In addition to the dozens of free articles we publish every day on our website, I want to highlight two must-see spots in your tour of

For the beginning investor

Investing can seem like a Big Deal to those who have yet to buy their first stock. Many investment professionals try to infuse the conversation with jargon in order to deter individual investors from tackling it on their own (and to justify their often sky-high fees).

But the individual investor can beat the market. The real secret to investing is that it doesn't take tons of money, endless hours, or super-secret formulas that only experts possess.

That's why we created a best-selling guide that walks investors-to-be through everything they need to know to get started. And because we're so dedicated to our mission, we've made that available for free.

If you're just starting out (or want to help out someone who is), go to, drop in your email address, and you'll be able to instantly access the quick-read guide ... for free.

For the listener

Whether it's on the stationary exercise bike or during my daily commute, I spend a lot of time going nowhere. But I've found a way to make that time benefit me.

The Motley Fool offers five podcasts that I refer to as "binge-worthy financial information."

Motley Fool Money features a team of our analysts discussing the week's top business and investing stories, interviews, and an inside look at the stocks on our radar.
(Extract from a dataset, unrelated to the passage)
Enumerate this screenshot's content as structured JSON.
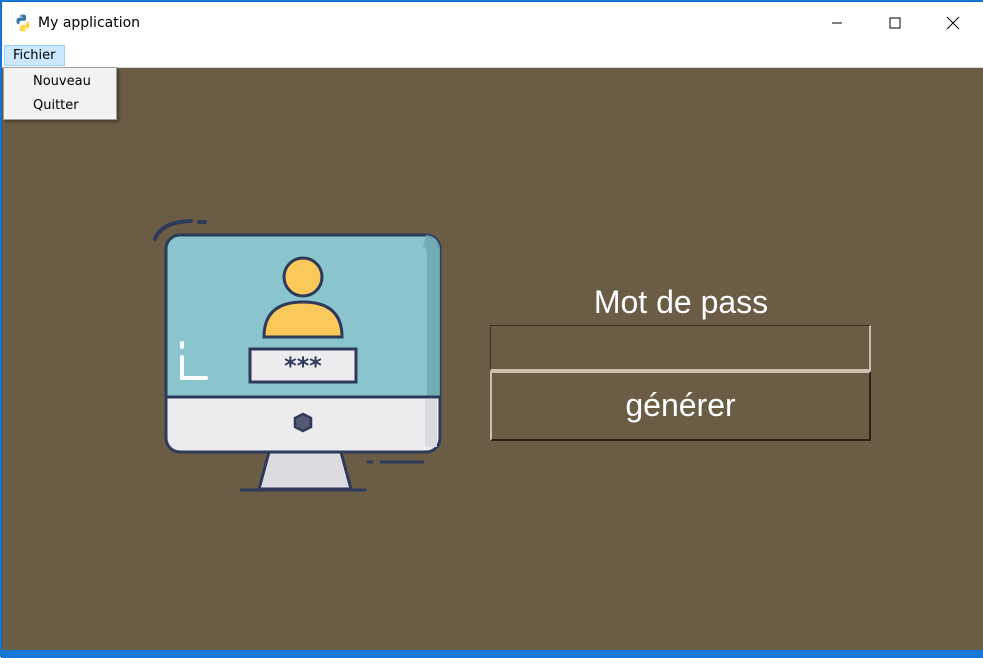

It's also featured on several dozen radio stations across the country.

The hosts of Motley Fool Answers challenge the conventional wisdom on life's biggest financial issues to reveal what you really need to know to make smart money moves.

David Gardner, co-founder of The Motley Fool, is among the most respected and trusted sources on investing. And he's the host of Rule Breaker Investing, in which he shares his insights into today's most innovative and disruptive companies ... and how to profit from them.

Market Foolery is our daily look at stocks in the news, as well as the top business and investing stories.

And Industry Focus offers a deeper dive into a specific industry and the stories making headlines. Healthcare, technology, energy, consumer goods, and other industries take turns in the spotlight.

They're all informative, entertaining, and eminently listenable ... and I don't say that simply because the hosts all sit within a Nerf-gun shot of my desk. Rule Breaker Investing and Answers contain timeless advice, so you might want to go back to the beginning with those. The other three take their cues from the market, so you'll want to listen to the most recent first. All are available at

But wait, there's more

The book and the podcasts – both free ... both awesome – also come with an ongoing benefit. If you download the book, or if you enter your email address in the magical box at the podcasts page, you'll get ongoing market coverage sent straight to your inbox.

Investor Insights is valuable and enjoyable coverage of everything from macroeconomic events to investing strategies to our analyst's travels around the world to find the next big thing. Also free.

Get the book. Listen to a podcast. Sign up for Investor Insights. I'm not saying that any of those things will make you rich ... but Business Insider seems to think so.

Compare Brokers